To observe the city you must appreciate architecture, how it shapes and misshapes spaces and places for human endeavor, be it working, playing, whatever.
For me, architecture has been both an occupation and preoccupation, as a critic, author, urban designer, developer or simply a homeowner. It continues to absorb me.
Architects are another matter, as I comment this week on public radio 97.5 KBU, radiomalibu.net and select websites everywhere.
They are people, and like all people, good and bad, and many as designers with the skill, gifted or learned, to craft environments.
But I sadly observe architects as a profession is constantly being compromised by the cruel math dominating our society, of greed divided by fear, and megalomania by paranoia.
So, one might ask, in the world of development, populated by bureaucrats, bankers, builders and lawyers, whither architects? What value do they have, and how do they share it, if at all.
Those were the questions raised recently at a “think-in,” at UCLA, sponsored by the Architecture Lobby, a fledgling movement with chapters in select cities, including New York City, Chicago and now L.A.

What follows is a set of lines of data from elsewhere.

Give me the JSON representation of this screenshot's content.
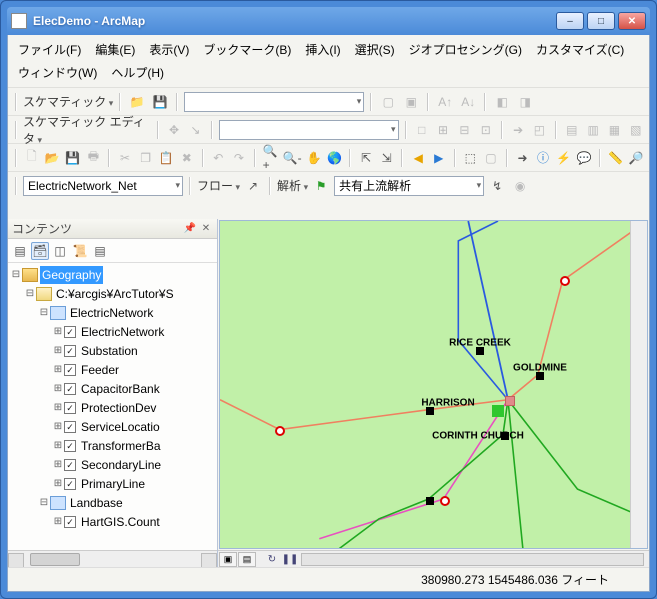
{
  "window": {
    "title": "ElecDemo - ArcMap"
  },
  "menu": {
    "items": [
      "ファイル(F)",
      "編集(E)",
      "表示(V)",
      "ブックマーク(B)",
      "挿入(I)",
      "選択(S)",
      "ジオプロセシング(G)",
      "カスタマイズ(C)",
      "ウィンドウ(W)",
      "ヘルプ(H)"
    ]
  },
  "toolbar1": {
    "label": "スケマティック"
  },
  "toolbar2": {
    "label": "スケマティック エディタ"
  },
  "network": {
    "combo": "ElectricNetwork_Net",
    "flow_label": "フロー",
    "analysis_label": "解析",
    "analysis_combo": "共有上流解析"
  },
  "toc": {
    "title": "コンテンツ",
    "root": "Geography",
    "dataframe": "C:¥arcgis¥ArcTutor¥S",
    "group": "ElectricNetwork",
    "layers": [
      "ElectricNetwork",
      "Substation",
      "Feeder",
      "CapacitorBank",
      "ProtectionDev",
      "ServiceLocatio",
      "TransformerBa",
      "SecondaryLine",
      "PrimaryLine"
    ],
    "group2": "Landbase",
    "layer2": "HartGIS.Count"
  },
  "map": {
    "labels": {
      "rice": "RICE CREEK",
      "gold": "GOLDMINE",
      "harr": "HARRISON",
      "cor": "CORINTH CHURCH"
    }
  },
  "status": {
    "coords": "380980.273 1545486.036 フィート"
  }
}
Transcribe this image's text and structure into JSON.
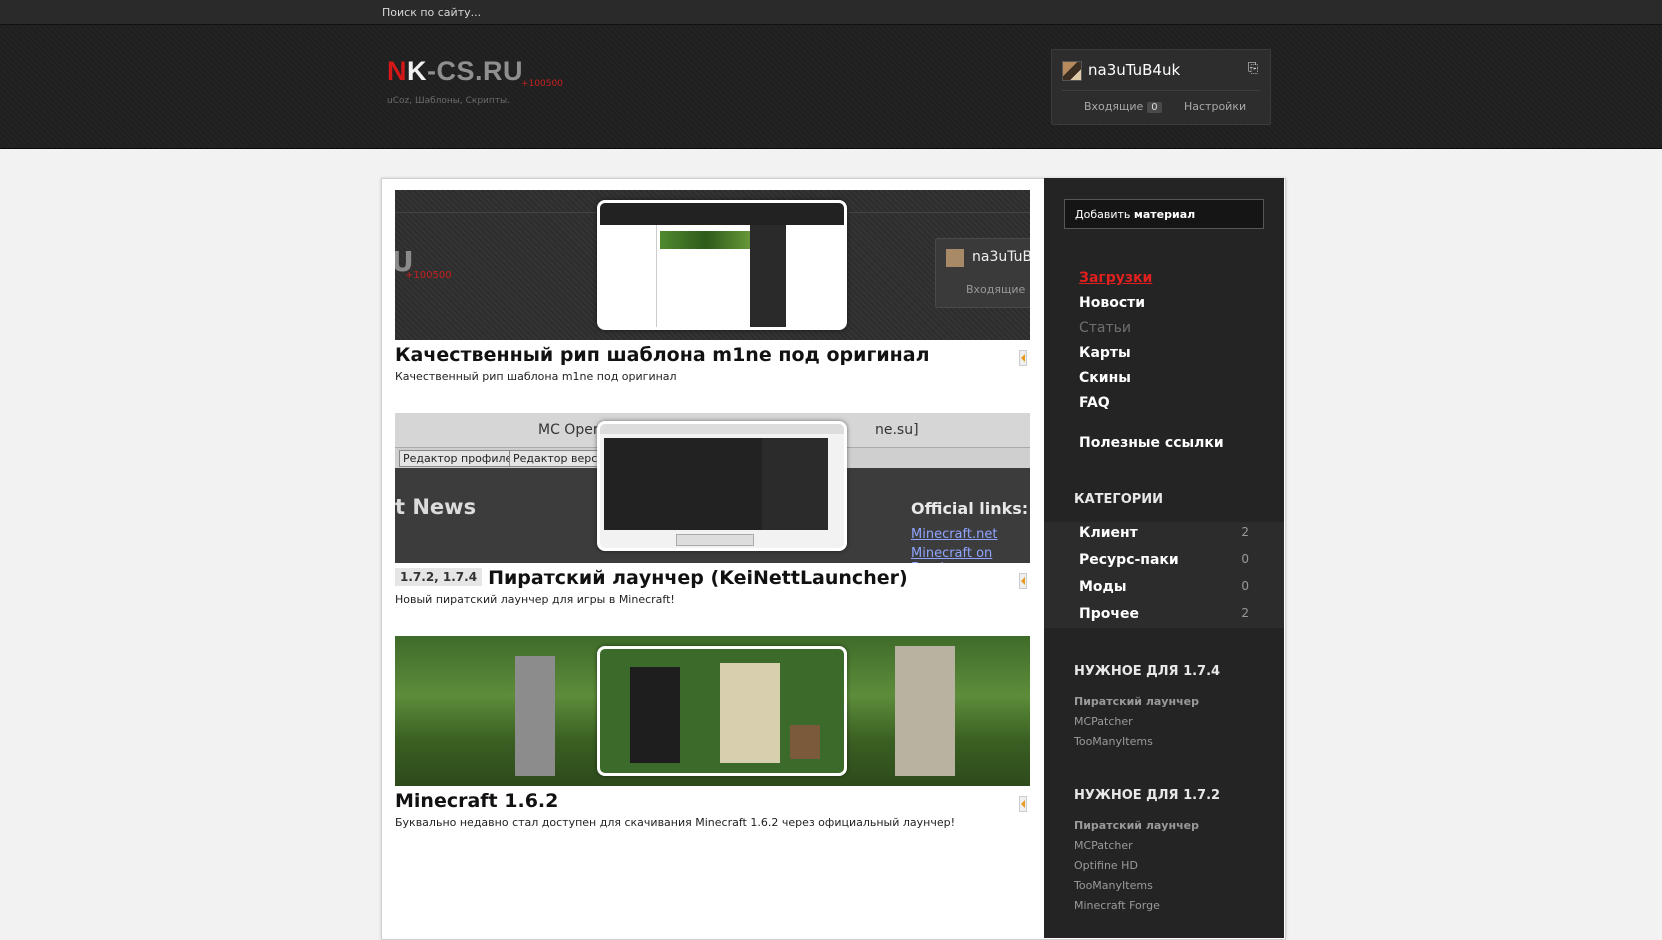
{
  "search": {
    "placeholder": "Поиск по сайту..."
  },
  "logo": {
    "n": "N",
    "k": "K",
    "rest": "-CS.RU",
    "score": "+100500",
    "tagline": "uCoz, Шаблоны, Скрипты."
  },
  "user": {
    "name": "na3uTuB4uk",
    "inbox_label": "Входящие",
    "inbox_count": "0",
    "settings_label": "Настройки"
  },
  "posts": [
    {
      "title": "Качественный рип шаблона m1ne под оригинал",
      "description": "Качественный рип шаблона m1ne под оригинал",
      "thumb": {
        "score": "+100500",
        "user": "na3uTuB",
        "inbox": "Входящие"
      }
    },
    {
      "version": "1.7.2, 1.7.4",
      "title": "Пиратский лаунчер (KeiNettLauncher)",
      "description": "Новый пиратский лаунчер для игры в Minecraft!",
      "thumb": {
        "header": "MC Oper",
        "header_right": "ne.su]",
        "tab1": "Редактор профилей",
        "tab2": "Редактор верси",
        "news": "t News",
        "official": "Official links:",
        "link1": "Minecraft.net",
        "link2": "Minecraft on Faceb"
      }
    },
    {
      "title": "Minecraft 1.6.2",
      "description": "Буквально недавно стал доступен для скачивания Minecraft 1.6.2 через официальный лаунчер!"
    }
  ],
  "sidebar": {
    "add_button_prefix": "Добавить ",
    "add_button_bold": "материал",
    "nav": [
      "Загрузки",
      "Новости",
      "Статьи",
      "Карты",
      "Скины",
      "FAQ"
    ],
    "useful_links": "Полезные ссылки",
    "categories_heading": "КАТЕГОРИИ",
    "categories": [
      {
        "name": "Клиент",
        "count": "2"
      },
      {
        "name": "Ресурс-паки",
        "count": "0"
      },
      {
        "name": "Моды",
        "count": "0"
      },
      {
        "name": "Прочее",
        "count": "2"
      }
    ],
    "need_174_heading": "НУЖНОЕ ДЛЯ 1.7.4",
    "need_174": [
      "Пиратский лаунчер",
      "MCPatcher",
      "TooManyItems"
    ],
    "need_172_heading": "НУЖНОЕ ДЛЯ 1.7.2",
    "need_172": [
      "Пиратский лаунчер",
      "MCPatcher",
      "Optifine HD",
      "TooManyItems",
      "Minecraft Forge"
    ]
  },
  "colors": {
    "accent_red": "#d41717",
    "sidebar_bg": "#242424",
    "header_bg": "#1f1f1f"
  }
}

Based incongruously in the historically preeminent white, male, elitist Yale School of Architecture, the lobby can be described as a clique of agent provocateurs.
The Lobby defines itself as an activist organization “trying to undo practical and conceptual constructs that both limit the relevance and financial rewards of the architectural profession.”
We’re talking here of an industry with a history of abusing rank-and-file architects, specifically by low pay, overtime demands and withholding creative credit.
The stories of gross inequities and unsavory behavior are legend, particularly by star architects and big firms, as if they had a license to be arrogant.
Led by Peggy Deamer of Yale, and joined by a panel of locals, the talk-in at UCLA focused on a number of controversial issues sure to raise the hackles of design firms, and, in general, the building industry.
These included what labor laws might apply to architecture, what could be new models for fees, and generally how living conditions for all can be improved.
Raised was the possibility of forming a guild or a union, however slim, given the romanticized notion that architecture is not a career but a calling, which is often used as a guise by management to shortchange staff.
Not much hope was expressed that the A.I.A. oligarchy might enter the fray on behalf architecture’s worker bees, beholden as it is to the profession’s principals.
There also was a panel on the media, and how it might overcome its obsession with star architects, and be more resistant to being compromised by the star firms. Noted was the increased blurring of the line between critic and publicist.
It was suggested if they would instead focus on design issues that affect people they perhaps would generate more public interest in architecture. Not present was the mainstream media.
Indeed, only about two dozen people attended the Talk-In at UCLA, which not incidentally is offering, as do other designs schools, a full slate of lectures featuring wannabe star architects talking about their projects.
Students might find those self-aggrandizing offerings engaging, but unquestionably the issues raised by the Architecture Lobby are more challenging and perhaps prescient. The profession should take note.